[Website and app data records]
*** Begin section ***

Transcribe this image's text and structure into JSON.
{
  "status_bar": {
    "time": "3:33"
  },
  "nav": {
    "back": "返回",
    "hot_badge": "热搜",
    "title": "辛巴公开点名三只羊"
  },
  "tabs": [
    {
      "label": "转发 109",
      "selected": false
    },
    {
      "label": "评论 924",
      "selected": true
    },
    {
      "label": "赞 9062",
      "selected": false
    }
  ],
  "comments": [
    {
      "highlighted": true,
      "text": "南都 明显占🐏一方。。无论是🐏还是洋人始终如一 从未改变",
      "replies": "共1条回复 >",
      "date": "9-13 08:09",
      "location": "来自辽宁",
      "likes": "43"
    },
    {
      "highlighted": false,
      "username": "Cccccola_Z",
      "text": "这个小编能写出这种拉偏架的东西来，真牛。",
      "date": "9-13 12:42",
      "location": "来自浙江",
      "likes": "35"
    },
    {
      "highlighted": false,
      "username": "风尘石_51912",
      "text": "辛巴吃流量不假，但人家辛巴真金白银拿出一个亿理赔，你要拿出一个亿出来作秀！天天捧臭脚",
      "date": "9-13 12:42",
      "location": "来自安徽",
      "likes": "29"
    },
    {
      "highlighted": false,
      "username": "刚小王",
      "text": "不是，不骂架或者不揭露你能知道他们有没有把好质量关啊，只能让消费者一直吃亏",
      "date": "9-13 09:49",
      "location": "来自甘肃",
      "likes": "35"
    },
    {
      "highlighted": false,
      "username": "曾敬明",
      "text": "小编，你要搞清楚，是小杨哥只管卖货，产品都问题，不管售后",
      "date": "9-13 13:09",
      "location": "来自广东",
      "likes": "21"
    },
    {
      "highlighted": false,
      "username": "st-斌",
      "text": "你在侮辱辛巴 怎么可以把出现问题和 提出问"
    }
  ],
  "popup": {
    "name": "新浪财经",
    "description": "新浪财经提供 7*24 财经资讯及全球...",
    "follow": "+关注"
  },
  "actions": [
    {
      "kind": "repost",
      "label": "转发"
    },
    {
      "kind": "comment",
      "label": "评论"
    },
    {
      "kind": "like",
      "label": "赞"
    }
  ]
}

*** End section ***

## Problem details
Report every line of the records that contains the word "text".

## Exercise output
Transcribe this image's text and structure into JSON.
      "text": "南都 明显占🐏一方。。无论是🐏还是洋人始终如一 从未改变",
      "text": "这个小编能写出这种拉偏架的东西来，真牛。",
      "text": "辛巴吃流量不假，但人家辛巴真金白银拿出一个亿理赔，你要拿出一个亿出来作秀！天天捧臭脚",
      "text": "不是，不骂架或者不揭露你能知道他们有没有把好质量关啊，只能让消费者一直吃亏",
      "text": "小编，你要搞清楚，是小杨哥只管卖货，产品都问题，不管售后",
      "text": "你在侮辱辛巴 怎么可以把出现问题和 提出问"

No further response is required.